You find a valve in your plant or along your pipeline that isn’t operating at peak performance. Should you repair your valve or replace it?
Here are four factors to consider.
Depending on the type of valve and the damage, one option may be significantly more or less expensive than the other. For example, this Valve Magazine article on check valves identifies several cost-related reasons these valves may be easier to repair than to replace:
- The cost of the valve itself, including the time it will take to get the valve
- The cost of labor and equipment to remove the existing valve and install the new one
- Associated costs including civil engineering and quality control management
As a general guideline, for most valves, repair is the first option. But if repair costs more than about 60% of what it would cost to replace the valve, then replacement is probably your best bet.
Valve historical data
The previous maintenance and repair data on your valve can help you predict how that valve is likely to behave in the future. For example, if your valve has a history of being a bad actor and needing repair more often than a standard maintenance schedule requires, you might be better off replacing it, even if the repairs are inexpensive. It will save you money in the long run, and improve your peace of mind.

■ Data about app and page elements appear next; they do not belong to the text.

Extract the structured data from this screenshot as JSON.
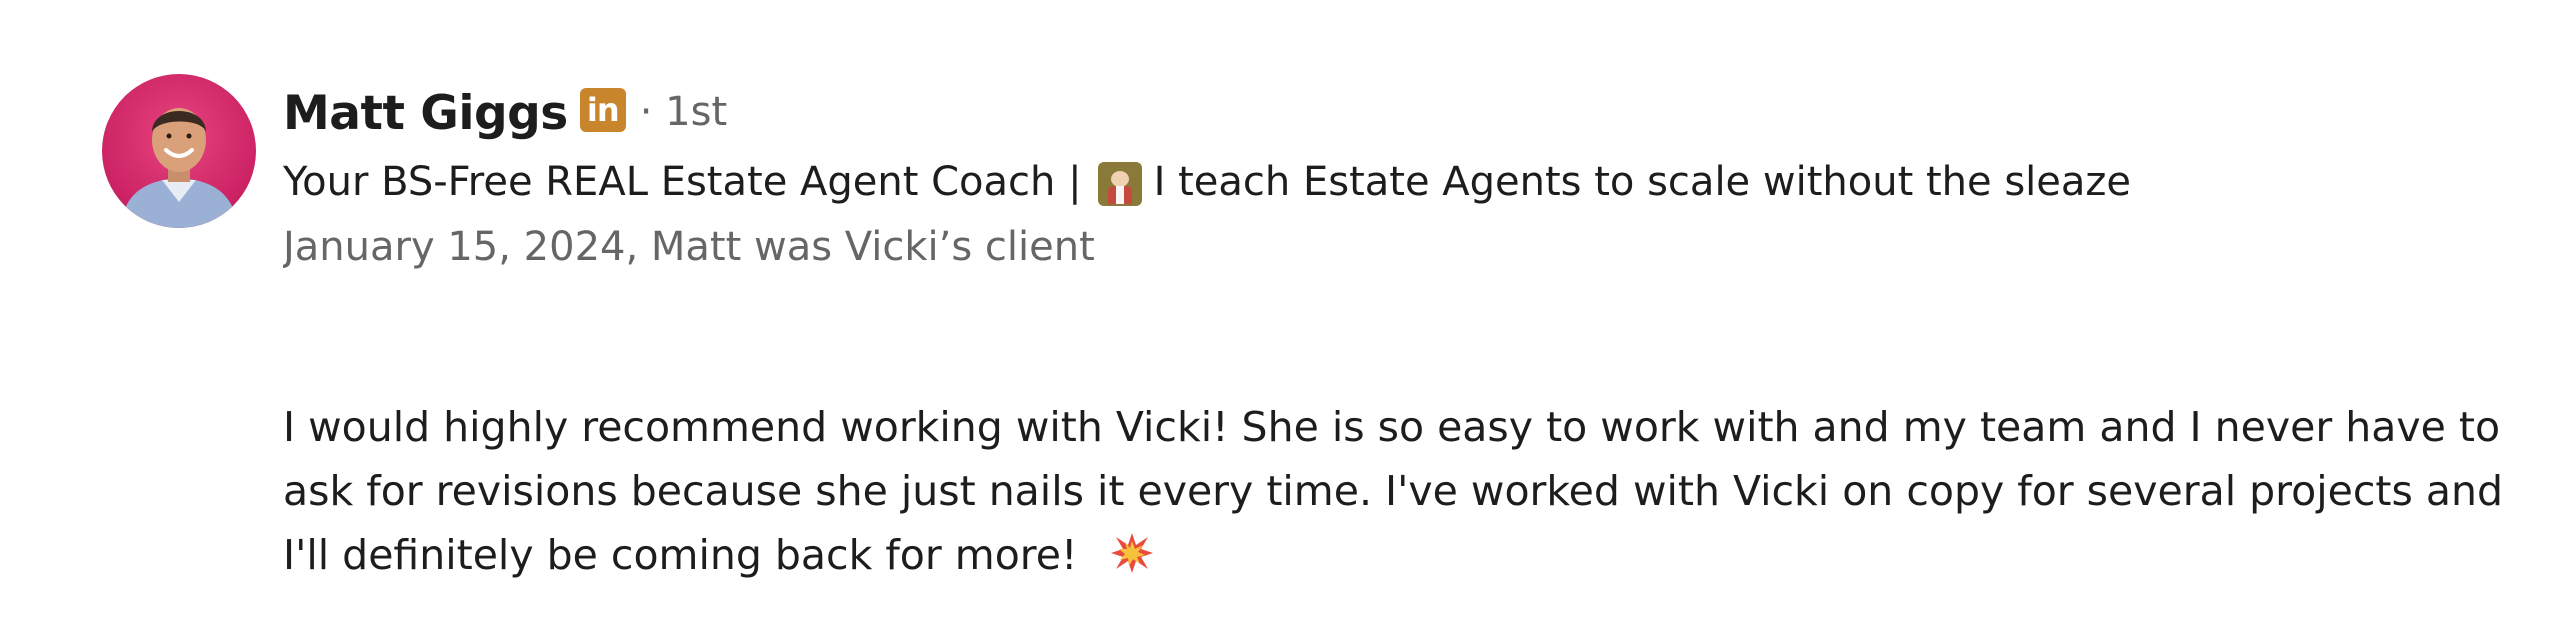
{
  "reviewer": {
    "name": "Matt Giggs",
    "badge_text": "in",
    "degree": "· 1st",
    "headline_before": "Your BS-Free REAL Estate Agent Coach |",
    "headline_after": "I teach Estate Agents to scale without the sleaze",
    "headline_emoji_icon": "man-in-suit-emoji-icon",
    "meta": "January 15, 2024, Matt was Vicki’s client"
  },
  "review": {
    "text": "I would highly recommend working with Vicki! She is so easy to work with and my team and I never have to ask for revisions because she just nails it every time. I've worked with Vicki on copy for several projects and I'll definitely be coming back for more!",
    "trailing_emoji_icon": "collision-emoji-icon"
  },
  "colors": {
    "avatar_background": "#d62a6e",
    "badge": "#c9852b",
    "text_primary": "#1d1d1d",
    "text_secondary": "#666666"
  }
}
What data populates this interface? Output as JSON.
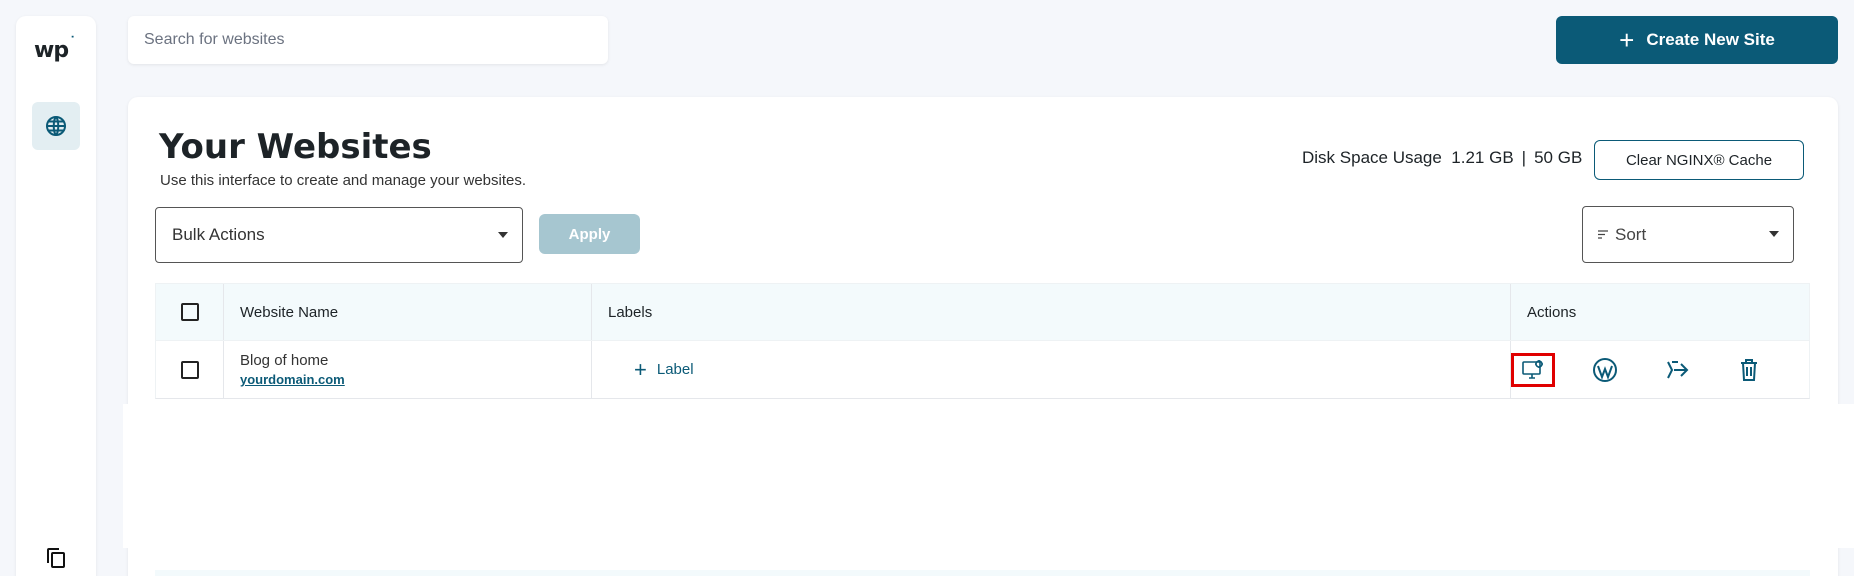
{
  "app": {
    "logo_text": "wp",
    "logo_tick": "˙",
    "search_placeholder": "Search for websites",
    "create_button": "Create New Site"
  },
  "page": {
    "title": "Your Websites",
    "subtitle": "Use this interface to create and manage your websites.",
    "disk_label": "Disk Space Usage",
    "disk_used": "1.21 GB",
    "disk_separator": "|",
    "disk_total": "50 GB",
    "clear_cache_button": "Clear NGINX® Cache",
    "bulk_actions": "Bulk Actions",
    "apply_button": "Apply",
    "sort": "Sort"
  },
  "table": {
    "headers": {
      "name": "Website Name",
      "labels": "Labels",
      "actions": "Actions"
    },
    "rows": [
      {
        "name": "Blog of home",
        "domain": "yourdomain.com",
        "add_label": "Label"
      }
    ]
  },
  "icons": [
    "globe-icon",
    "copy-icon",
    "plus-icon",
    "caret-down-icon",
    "sort-icon",
    "manage-site-icon",
    "wordpress-icon",
    "migrate-icon",
    "trash-icon"
  ],
  "colors": {
    "accent": "#0b5a77",
    "highlight": "#e00000",
    "apply_disabled": "#a6c6d0"
  }
}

Using a valve management system like ValvKeep will ensure you always have your valve historical data on hand when you need it.
Repair technician certification

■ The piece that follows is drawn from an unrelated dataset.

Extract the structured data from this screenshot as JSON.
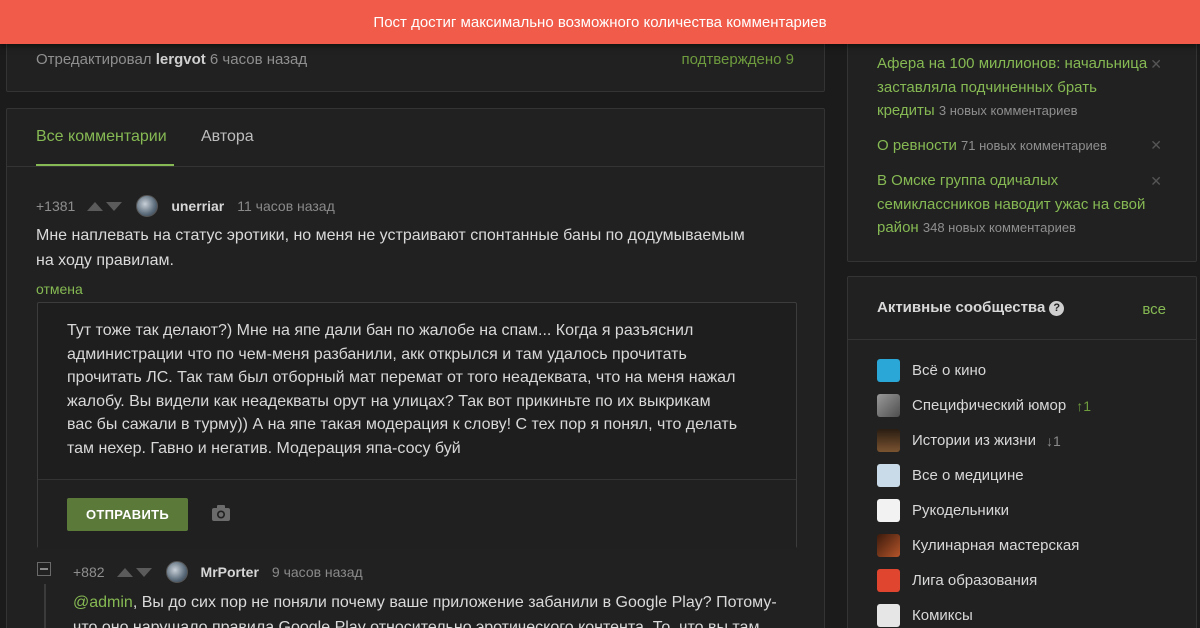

Before authorizing any repairs, make sure that the company you’re working with is properly certified and that their technicians are factory-trained. Poor repairs can leave you in a worse spot than when you started. What’s more, having non-certified personnel work on your valves may void the warranty.
It can sometimes take longer to get a new part than to get a new valve. To save money and avoid excessive downtime, make sure the repair company you work with has OEM relationships that provide fast access to the parts you need.

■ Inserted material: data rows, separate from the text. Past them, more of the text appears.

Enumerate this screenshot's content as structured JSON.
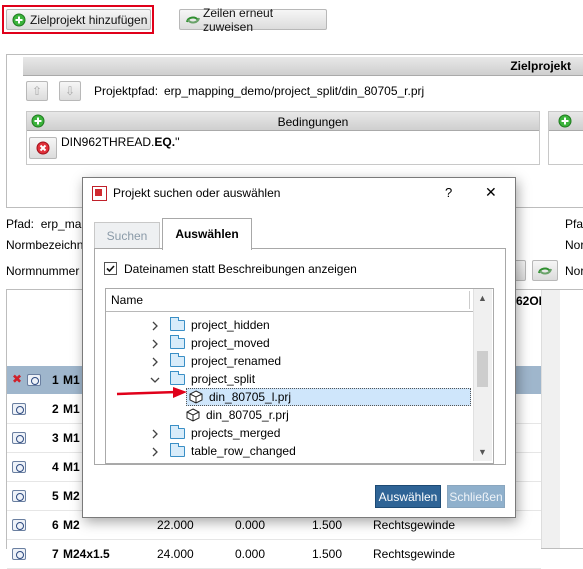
{
  "toolbar": {
    "add_target_label": "Zielprojekt hinzufügen",
    "reassign_label": "Zeilen erneut zuweisen"
  },
  "target_panel": {
    "header": "Zielprojekt",
    "path_label": "Projektpfad:",
    "path_value": "erp_mapping_demo/project_split/din_80705_r.prj",
    "conditions_header": "Bedingungen",
    "condition_prefix": "DIN962THREAD.",
    "condition_op": "EQ.",
    "condition_suffix": "''"
  },
  "left_fields": {
    "pfad_label": "Pfad:",
    "pfad_value": "erp_ma",
    "normbez_label": "Normbezeichn",
    "normnummer_label": "Normnummer"
  },
  "right_fields": {
    "pfad_label": "Pfa",
    "norm1_label": "Nor",
    "norm2_label": "Nor"
  },
  "table": {
    "partial_header": "62OI",
    "rows": [
      {
        "num": "1",
        "name": "M1"
      },
      {
        "num": "2",
        "name": "M1"
      },
      {
        "num": "3",
        "name": "M1"
      },
      {
        "num": "4",
        "name": "M1"
      },
      {
        "num": "5",
        "name": "M2"
      },
      {
        "num": "6",
        "name": "M2",
        "c1": "22.000",
        "c2": "0.000",
        "c3": "1.500",
        "c4": "Rechtsgewinde"
      },
      {
        "num": "7",
        "name": "M24x1.5",
        "c1": "24.000",
        "c2": "0.000",
        "c3": "1.500",
        "c4": "Rechtsgewinde"
      }
    ]
  },
  "dialog": {
    "title": "Projekt suchen oder auswählen",
    "help": "?",
    "close": "✕",
    "tab_search": "Suchen",
    "tab_select": "Auswählen",
    "checkbox_label": "Dateinamen statt Beschreibungen anzeigen",
    "checkbox_checked": true,
    "tree_header": "Name",
    "tree": [
      {
        "label": "project_hidden",
        "kind": "folder",
        "expanded": false
      },
      {
        "label": "project_moved",
        "kind": "folder",
        "expanded": false
      },
      {
        "label": "project_renamed",
        "kind": "folder",
        "expanded": false
      },
      {
        "label": "project_split",
        "kind": "folder",
        "expanded": true
      },
      {
        "label": "din_80705_l.prj",
        "kind": "project",
        "selected": true
      },
      {
        "label": "din_80705_r.prj",
        "kind": "project",
        "selected": false
      },
      {
        "label": "projects_merged",
        "kind": "folder",
        "expanded": false
      },
      {
        "label": "table_row_changed",
        "kind": "folder",
        "expanded": false
      }
    ],
    "ok_label": "Auswählen",
    "close_label": "Schließen"
  },
  "colors": {
    "highlight_red": "#e0001a",
    "selection_bg": "#cfe6fb",
    "primary_button": "#2f6496",
    "row_selected": "#9fb6cc"
  }
}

For example, as a certified Green Tag Center, Allied has a large inventory of Consolidated valves on hand as well as access to GE’s Valve Aftermarket Centers and the ValvFast program. This means we can often get the parts you need for in as little as 24 hours.
Related article: How Often Should You Repair or Replace Pressure Relief Valves?
Need help deciding whether repair or replacement is right for you? Contact us today!